The Charles H. Scott gallery is physically attached to my alma mater, Emily Carr University (née Institute) of Art & Design on Granville Island. Hence, going there to see any one of the consistently strong exhibitions usually entails dealing with a heady blend of nostalgia and unease. This storm of emotions was pictorialized on my most recent visit by the magisterial presence of Tacita Dean’s work Disappearance at Sea. Shot from lens-eye-view at St. Abbs Head lighthouse on the Scottish Borders, the 16mm film documents the hyperreal polychromasia of the dusk skies as their natural exhibit is bathed with the incandescent rays of the flickering beacon, bouncing and rippling through the whirling fresnal lens.
This piece was the first of several of Deans’ works inspired by the saga of Donald Crowhurst, a competitor in the 1968 Sunday Times Golden Globe Single-Handed Round-the-World Yacht Race. Experiencing difficulties on the outset, Crowhurst recorded a false log regarding his progress, which also included poetry and bizarre philosophical musings, indicating a distressed psychological state. His unmanned trimaran, the Teignmouth Electron, was found weeks preceding the race's finish. It is speculated that he jumped overboard, commiting suicide.
In 1998, at the same time Disappearance at Sea was to see Dean nominated for the Turner Prize, I was embarking on my own ill-equipped journey into the treacherous waters of the art institute. Those who spend a lot of time on Granville Island become quickly accustomed to the kind of swashbuckling seascapes captured on Dean's 16mm film. As one might imagine, these vivacious vistas can inspire wanderlust in the dreamy eyes of an idiotic young art student with great ease. On one particularly lively evening, after several thousand glasses of lager, I employed a first mate to aid me in commandeering a vessel from the nearby docks: a paddle-boat. After trawling several metres into the great blue void, we were intercepted by an unamused Coast Guard who informed us that our current activity was unlawful and that we could be prosecuted under federal piracy laws. He justifiably voiced no concern for our safety.

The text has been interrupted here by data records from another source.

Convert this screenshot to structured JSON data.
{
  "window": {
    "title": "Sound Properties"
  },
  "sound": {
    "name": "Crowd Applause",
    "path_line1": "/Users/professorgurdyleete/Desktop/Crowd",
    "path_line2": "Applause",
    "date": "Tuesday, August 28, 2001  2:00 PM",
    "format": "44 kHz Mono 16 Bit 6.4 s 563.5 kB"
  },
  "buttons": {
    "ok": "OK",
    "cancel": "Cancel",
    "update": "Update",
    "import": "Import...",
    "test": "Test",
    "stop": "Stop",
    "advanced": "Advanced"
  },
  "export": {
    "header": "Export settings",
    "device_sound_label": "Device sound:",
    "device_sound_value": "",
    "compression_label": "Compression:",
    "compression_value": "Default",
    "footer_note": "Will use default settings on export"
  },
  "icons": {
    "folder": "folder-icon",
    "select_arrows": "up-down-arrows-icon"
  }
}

And nor did I, for the essence of the sea is found in its ineffable lure. It is the closest we have as a physical representation of the mercilessness of time; seemingly never-ending, cold, invigorating, yet cruel. As the last of the great lighthouses became completely automated in the 1990’s, I was in those murky waters, fancying myself a salty dog. Even if my own pathetic voyage had been allowed to run its course, it would have been comparable to Crowhursts dementia-induced oddysey in that the result would have been the same: young pickled flesh.
- Aaron Carpenter
(Images: Tacita Dean, Disappearance at Sea, 1996 (stills). Courtesy Frith Street Gallery, London)